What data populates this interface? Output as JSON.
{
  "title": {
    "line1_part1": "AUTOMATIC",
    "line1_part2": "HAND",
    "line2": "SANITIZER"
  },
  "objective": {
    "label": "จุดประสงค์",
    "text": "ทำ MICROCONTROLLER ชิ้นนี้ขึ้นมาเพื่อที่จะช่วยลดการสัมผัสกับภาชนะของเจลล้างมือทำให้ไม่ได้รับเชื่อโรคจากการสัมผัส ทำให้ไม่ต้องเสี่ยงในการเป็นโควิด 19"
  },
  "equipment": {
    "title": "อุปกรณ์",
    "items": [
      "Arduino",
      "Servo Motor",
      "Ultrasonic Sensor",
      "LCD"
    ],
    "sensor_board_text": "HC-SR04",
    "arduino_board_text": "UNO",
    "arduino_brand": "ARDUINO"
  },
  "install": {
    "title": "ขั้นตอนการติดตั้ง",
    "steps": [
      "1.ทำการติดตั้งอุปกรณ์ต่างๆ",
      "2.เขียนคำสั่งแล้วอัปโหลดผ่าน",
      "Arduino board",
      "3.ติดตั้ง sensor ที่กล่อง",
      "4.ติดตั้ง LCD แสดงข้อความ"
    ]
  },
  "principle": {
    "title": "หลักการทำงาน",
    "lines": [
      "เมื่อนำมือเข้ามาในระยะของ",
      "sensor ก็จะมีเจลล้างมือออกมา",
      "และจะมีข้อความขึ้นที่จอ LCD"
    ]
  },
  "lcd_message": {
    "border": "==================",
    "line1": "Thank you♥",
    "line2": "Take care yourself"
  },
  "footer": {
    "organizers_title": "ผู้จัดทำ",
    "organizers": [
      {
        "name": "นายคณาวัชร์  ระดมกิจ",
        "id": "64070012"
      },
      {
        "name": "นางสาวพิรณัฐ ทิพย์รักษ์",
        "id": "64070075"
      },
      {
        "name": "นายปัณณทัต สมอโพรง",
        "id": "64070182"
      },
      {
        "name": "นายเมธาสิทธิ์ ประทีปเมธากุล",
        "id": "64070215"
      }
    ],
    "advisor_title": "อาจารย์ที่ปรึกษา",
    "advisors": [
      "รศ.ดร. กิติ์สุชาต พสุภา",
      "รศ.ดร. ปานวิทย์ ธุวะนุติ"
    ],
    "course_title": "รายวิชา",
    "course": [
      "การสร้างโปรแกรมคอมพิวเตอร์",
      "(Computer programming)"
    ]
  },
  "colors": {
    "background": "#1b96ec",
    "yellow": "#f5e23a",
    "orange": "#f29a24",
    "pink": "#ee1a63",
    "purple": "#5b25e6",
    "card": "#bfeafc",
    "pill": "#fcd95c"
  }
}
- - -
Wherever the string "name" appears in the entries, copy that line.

        "name": "นายคณาวัชร์  ระดมกิจ",
        "name": "นางสาวพิรณัฐ ทิพย์รักษ์",
        "name": "นายปัณณทัต สมอโพรง",
        "name": "นายเมธาสิทธิ์ ประทีปเมธากุล",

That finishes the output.